• _Task brief_
Whenever a line carries the word "Creative", pull it out of the entries.

Component data from apps and pages:

====

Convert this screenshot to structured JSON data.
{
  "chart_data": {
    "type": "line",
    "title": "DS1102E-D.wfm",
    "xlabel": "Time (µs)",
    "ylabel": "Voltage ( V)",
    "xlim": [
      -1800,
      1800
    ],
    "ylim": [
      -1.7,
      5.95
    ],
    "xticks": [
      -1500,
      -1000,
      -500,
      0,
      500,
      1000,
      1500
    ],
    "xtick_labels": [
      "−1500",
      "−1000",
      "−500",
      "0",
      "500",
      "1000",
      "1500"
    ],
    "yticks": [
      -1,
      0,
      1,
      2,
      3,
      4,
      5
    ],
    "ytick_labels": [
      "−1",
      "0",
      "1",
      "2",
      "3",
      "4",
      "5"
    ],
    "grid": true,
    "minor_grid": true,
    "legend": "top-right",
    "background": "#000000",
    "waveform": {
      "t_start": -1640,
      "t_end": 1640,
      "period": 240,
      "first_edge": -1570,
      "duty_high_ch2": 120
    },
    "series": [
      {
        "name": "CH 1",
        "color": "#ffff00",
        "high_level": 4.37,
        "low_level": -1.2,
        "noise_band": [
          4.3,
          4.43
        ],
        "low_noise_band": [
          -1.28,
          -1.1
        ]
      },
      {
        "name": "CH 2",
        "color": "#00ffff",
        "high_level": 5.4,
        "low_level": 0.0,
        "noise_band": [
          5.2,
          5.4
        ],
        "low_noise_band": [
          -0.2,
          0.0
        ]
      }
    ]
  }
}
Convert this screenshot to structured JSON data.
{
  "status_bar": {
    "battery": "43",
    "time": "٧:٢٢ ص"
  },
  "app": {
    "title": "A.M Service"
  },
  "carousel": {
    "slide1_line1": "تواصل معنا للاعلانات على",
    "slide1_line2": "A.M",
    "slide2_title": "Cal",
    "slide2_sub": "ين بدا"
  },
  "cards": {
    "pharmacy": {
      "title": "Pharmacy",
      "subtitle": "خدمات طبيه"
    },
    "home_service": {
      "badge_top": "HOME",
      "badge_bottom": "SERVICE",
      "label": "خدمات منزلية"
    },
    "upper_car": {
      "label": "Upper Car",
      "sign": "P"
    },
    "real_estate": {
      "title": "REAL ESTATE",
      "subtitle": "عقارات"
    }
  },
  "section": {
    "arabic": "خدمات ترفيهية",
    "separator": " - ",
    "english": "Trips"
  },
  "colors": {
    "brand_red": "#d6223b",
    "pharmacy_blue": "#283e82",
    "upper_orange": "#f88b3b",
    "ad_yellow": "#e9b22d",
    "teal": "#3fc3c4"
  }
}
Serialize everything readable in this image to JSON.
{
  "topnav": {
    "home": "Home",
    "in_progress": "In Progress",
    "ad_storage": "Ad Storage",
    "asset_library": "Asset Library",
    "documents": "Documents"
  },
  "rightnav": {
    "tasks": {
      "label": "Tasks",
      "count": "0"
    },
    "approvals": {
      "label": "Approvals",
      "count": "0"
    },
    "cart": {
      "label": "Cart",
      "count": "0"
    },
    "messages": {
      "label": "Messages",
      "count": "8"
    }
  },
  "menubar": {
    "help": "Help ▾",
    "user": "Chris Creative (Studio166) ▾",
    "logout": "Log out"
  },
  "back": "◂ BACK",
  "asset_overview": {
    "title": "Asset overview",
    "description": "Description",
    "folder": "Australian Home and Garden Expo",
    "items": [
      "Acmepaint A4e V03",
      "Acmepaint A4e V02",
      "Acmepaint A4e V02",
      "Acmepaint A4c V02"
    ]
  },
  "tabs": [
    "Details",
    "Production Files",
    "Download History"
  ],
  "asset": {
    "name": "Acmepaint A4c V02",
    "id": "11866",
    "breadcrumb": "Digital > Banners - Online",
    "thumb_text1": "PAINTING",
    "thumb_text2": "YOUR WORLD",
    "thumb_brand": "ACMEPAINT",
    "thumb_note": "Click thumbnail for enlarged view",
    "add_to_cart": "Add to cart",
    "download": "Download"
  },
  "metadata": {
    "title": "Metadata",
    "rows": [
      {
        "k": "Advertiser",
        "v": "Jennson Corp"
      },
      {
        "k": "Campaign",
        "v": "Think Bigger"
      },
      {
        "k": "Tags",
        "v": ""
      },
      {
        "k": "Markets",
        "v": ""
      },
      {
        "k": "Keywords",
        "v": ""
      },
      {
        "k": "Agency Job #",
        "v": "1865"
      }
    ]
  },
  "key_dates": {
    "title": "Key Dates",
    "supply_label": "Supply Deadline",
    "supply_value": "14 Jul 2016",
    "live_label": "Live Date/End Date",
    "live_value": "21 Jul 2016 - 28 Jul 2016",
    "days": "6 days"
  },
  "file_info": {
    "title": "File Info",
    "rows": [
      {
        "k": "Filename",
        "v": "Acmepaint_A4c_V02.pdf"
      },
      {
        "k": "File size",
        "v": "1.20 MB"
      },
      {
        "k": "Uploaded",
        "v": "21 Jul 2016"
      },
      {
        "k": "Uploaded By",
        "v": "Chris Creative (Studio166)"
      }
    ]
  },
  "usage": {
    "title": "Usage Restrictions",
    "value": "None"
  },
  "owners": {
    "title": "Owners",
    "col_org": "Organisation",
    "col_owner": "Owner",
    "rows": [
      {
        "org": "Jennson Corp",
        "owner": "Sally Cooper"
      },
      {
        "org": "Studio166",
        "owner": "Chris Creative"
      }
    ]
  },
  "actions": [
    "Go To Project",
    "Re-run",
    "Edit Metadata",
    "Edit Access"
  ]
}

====

• _Your solution_
    "user": "Chris Creative (Studio166) ▾",
        "v": "Chris Creative (Studio166)"
        "owner": "Chris Creative"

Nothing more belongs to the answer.